The unincorporated community of Kentfield is governed by the Marin County Board of Supervisors, who are known to pay close attention to the wishes of the residents, especially concerning development. Kentfield is nestled at the base of Mt. Tamalpais, bordered by Larkspur and Ross with a population of about 7,000. Home to the College of Marin, Kentfield has many secluded homes that meander among the pine, redwood, and Manzanita with low-profile roofing in an effort to blend in with the natural surroundings. In general, the housing here is upper middle class to wealthy with many residences being estate-sized homes on large lots. Much attention has been focused on the local schools with Bacich Primary and Kent Middle being two of the highest rated schools in Marin.

This area’s locale provides for top quality hiking and mountain biking trails along with spectacular views found only in a valley city. With a mild climate, even when it is foggy in nearby areas, Kentfield is generally sunny and a bit warmer than surrounding areas.

Kentfield is home to the southern campus for the College of Marin, although residents of both communities rely on nearby Larkspur for most dining and shopping. Just over the hill in San Rafael lies a kaleidoscope of expanded urban amenities.

Greenbrae

The unincorporated area of Greenbrae, which borders Larkspur to the south, is a model community planned and developed by builder Niels Schultz in the 1940’s. With its generally moderate temperatures, persistent sunny days, and beautifully landscaped subdivisions, Greenbrae can feel like a small town paradise.

Although Greenbrae and Kentfield both offer a community atmosphere, they have yet to be incorporated.
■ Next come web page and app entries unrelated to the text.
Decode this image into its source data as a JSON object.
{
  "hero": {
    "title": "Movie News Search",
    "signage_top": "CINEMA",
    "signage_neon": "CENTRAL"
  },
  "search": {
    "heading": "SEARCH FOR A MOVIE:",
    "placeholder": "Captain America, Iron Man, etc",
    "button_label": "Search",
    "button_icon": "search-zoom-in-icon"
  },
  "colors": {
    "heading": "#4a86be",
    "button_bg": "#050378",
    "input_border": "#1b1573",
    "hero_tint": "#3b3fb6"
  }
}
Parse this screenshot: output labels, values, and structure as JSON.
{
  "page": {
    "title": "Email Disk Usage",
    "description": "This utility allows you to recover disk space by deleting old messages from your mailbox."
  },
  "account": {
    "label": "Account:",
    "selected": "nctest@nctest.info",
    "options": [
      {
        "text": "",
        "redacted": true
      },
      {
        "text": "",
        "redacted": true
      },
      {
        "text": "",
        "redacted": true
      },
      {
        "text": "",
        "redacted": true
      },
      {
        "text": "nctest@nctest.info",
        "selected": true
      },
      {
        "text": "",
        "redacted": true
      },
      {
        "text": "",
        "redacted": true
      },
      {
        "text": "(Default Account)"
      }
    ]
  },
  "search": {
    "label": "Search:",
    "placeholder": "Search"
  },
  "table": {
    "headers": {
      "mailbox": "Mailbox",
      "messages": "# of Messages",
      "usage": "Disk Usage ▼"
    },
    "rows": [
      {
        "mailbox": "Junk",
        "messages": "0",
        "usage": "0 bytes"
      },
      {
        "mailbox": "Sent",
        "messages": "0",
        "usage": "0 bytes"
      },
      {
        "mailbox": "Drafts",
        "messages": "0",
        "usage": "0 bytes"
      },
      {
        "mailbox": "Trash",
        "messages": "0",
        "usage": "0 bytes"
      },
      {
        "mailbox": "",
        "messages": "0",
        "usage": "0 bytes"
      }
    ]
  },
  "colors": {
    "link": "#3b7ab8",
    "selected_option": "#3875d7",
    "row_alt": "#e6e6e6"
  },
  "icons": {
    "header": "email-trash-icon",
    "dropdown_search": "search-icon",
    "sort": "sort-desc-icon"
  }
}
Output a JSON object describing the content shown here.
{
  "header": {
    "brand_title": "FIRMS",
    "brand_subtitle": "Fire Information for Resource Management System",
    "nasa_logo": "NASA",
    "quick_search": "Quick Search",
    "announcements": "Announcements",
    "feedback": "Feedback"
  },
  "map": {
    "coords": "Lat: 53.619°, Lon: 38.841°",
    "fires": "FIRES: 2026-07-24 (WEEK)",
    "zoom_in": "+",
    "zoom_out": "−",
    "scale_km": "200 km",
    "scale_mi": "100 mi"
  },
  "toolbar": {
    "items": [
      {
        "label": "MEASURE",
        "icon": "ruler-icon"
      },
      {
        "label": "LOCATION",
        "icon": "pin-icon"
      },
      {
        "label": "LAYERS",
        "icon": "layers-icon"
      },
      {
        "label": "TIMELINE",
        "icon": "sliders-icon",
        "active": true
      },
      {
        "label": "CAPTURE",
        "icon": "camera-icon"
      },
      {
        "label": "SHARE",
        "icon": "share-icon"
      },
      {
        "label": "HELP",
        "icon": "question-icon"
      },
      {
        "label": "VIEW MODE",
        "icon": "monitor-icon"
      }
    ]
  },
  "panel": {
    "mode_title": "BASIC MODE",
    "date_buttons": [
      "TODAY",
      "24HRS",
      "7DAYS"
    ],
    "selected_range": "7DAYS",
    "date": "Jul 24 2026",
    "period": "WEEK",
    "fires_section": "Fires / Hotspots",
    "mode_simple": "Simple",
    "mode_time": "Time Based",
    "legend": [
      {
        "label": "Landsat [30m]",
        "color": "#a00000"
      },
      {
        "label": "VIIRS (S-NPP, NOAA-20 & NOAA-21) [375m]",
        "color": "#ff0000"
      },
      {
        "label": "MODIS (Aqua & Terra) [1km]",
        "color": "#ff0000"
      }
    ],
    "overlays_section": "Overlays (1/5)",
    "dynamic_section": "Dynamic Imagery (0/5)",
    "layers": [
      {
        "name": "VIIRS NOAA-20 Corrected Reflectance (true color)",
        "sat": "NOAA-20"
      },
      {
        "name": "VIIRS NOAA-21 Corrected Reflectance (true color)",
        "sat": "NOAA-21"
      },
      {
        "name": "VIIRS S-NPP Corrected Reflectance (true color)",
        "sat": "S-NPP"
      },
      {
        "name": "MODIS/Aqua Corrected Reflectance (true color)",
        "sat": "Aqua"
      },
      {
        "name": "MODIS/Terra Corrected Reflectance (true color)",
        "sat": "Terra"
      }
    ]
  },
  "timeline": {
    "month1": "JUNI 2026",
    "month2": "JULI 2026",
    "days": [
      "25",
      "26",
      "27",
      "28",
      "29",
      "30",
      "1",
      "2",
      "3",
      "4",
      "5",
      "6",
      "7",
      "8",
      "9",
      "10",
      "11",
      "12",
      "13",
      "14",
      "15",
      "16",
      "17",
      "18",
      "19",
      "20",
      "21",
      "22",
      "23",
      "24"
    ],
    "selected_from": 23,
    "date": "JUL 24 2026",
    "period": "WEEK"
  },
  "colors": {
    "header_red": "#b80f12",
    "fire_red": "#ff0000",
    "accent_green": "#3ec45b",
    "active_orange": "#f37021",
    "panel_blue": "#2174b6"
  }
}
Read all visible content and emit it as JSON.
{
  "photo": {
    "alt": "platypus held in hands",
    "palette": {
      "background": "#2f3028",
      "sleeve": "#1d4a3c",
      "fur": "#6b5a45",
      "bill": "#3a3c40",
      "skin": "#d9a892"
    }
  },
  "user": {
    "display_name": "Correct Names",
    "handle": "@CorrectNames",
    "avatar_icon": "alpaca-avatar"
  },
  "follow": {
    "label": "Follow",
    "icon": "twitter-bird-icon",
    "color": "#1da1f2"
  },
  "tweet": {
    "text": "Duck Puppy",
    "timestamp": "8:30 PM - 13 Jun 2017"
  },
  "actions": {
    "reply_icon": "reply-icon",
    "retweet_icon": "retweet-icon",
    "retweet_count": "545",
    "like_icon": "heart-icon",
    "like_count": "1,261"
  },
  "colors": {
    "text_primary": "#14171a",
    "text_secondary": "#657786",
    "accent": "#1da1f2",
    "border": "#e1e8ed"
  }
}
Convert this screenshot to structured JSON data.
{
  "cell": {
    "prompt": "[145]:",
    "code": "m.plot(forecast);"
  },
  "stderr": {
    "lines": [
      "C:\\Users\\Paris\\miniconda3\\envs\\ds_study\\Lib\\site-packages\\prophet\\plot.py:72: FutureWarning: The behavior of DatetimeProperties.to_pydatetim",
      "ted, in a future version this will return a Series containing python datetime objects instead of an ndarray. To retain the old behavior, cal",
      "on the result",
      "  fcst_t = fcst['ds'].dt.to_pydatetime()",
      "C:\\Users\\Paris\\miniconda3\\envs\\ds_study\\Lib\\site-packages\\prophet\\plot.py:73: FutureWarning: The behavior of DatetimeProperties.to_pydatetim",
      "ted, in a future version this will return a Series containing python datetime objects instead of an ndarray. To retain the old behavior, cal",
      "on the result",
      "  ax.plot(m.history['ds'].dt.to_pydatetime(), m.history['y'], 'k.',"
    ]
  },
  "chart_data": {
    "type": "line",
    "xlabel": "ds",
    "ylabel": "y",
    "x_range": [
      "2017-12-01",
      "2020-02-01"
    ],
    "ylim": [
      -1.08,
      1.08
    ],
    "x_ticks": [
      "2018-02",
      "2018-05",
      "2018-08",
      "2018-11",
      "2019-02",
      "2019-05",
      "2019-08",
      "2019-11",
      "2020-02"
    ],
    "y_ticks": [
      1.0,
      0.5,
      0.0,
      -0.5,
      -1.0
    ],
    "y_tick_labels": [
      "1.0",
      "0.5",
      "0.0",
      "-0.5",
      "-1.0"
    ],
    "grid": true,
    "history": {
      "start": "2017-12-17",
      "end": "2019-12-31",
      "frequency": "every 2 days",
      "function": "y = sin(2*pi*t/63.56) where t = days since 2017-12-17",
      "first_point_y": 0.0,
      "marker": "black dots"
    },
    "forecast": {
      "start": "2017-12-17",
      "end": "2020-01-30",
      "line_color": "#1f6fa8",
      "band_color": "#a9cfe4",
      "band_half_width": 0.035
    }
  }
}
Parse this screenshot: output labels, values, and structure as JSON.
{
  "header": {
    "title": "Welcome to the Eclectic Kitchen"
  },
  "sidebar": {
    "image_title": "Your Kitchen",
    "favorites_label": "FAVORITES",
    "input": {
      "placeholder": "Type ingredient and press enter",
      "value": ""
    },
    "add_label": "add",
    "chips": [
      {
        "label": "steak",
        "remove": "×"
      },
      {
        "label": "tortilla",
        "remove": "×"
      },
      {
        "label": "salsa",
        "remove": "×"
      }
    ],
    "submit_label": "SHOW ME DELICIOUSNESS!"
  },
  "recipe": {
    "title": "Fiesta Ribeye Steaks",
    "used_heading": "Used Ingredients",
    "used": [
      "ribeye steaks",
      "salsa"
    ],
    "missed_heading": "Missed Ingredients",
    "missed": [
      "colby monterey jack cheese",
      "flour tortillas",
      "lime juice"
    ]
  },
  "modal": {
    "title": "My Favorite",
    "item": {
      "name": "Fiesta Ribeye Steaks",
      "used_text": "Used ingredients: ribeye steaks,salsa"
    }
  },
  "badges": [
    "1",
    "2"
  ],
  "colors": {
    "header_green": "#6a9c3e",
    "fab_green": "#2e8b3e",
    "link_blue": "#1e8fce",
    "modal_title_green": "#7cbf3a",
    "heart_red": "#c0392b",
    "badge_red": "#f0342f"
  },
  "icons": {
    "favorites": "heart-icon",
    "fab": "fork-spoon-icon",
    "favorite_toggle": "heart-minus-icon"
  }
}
Greenbrae is best characterized as a residential development of tree-shaded neighborhoods lined with large and attractive suburban homes. Commuters find a convenient home in Greenbrae, located close to the freeway and the Larkspur ferry wharf. High academic rankings, view lots, wonderful housing options, and nearby recreational opportunities are appealing to newcomers of all ages.

Abundant glass and decking grace many homes in this area, drawing in the natural beauty of the surroundings. Many of the homesites offer vistas of the Bay, Corte Madera Creek, or Mount Tamalpais.

This model community was built to support all the needs of the residents in the 6,000 or so housing units including shopping facilities, schools, a state-of-the-art hospital (Marin General) and churches. Special effort was taken to preserve the many oaks that grace the hills of Greenbrae, creating a peaceful seclusion for the single-family homes with hillside views of the bay, Corte Madera, and Mt. Tamalpais. The easy three minute drive to the Larkspur Landing Ferry Terminal and being only sixteen miles from San Francisco make this an accessible home town for those that commute. This town’s housing turnover is one of the lowest in the county, with many residents having been here for over twenty years. It is easy to see why when everything a family could need is always close to home. This community is easily becoming one of Marin County’s most desirable places to live.

Fairfax

Just west of San Anselmo is Fairfax, where a relaxed atmosphere is treasured by the 6,900 residents seeking privacy and rustic charm. This is a bargain area, by Marin County standards, for homes. The Ross Valley School District serves both San Anselmo and Fairfax. There are three elementary schools and one middle school in the district, which ranks in the top seven percent in the state. There is a charming, 60’s style downtown area. Fairfax has some lovely parks and is a gateway to the lands of the Marin Municipal Water District, where one can enjoy hiking trails, views, lakes, bird-watching, and beautiful wildflower walks.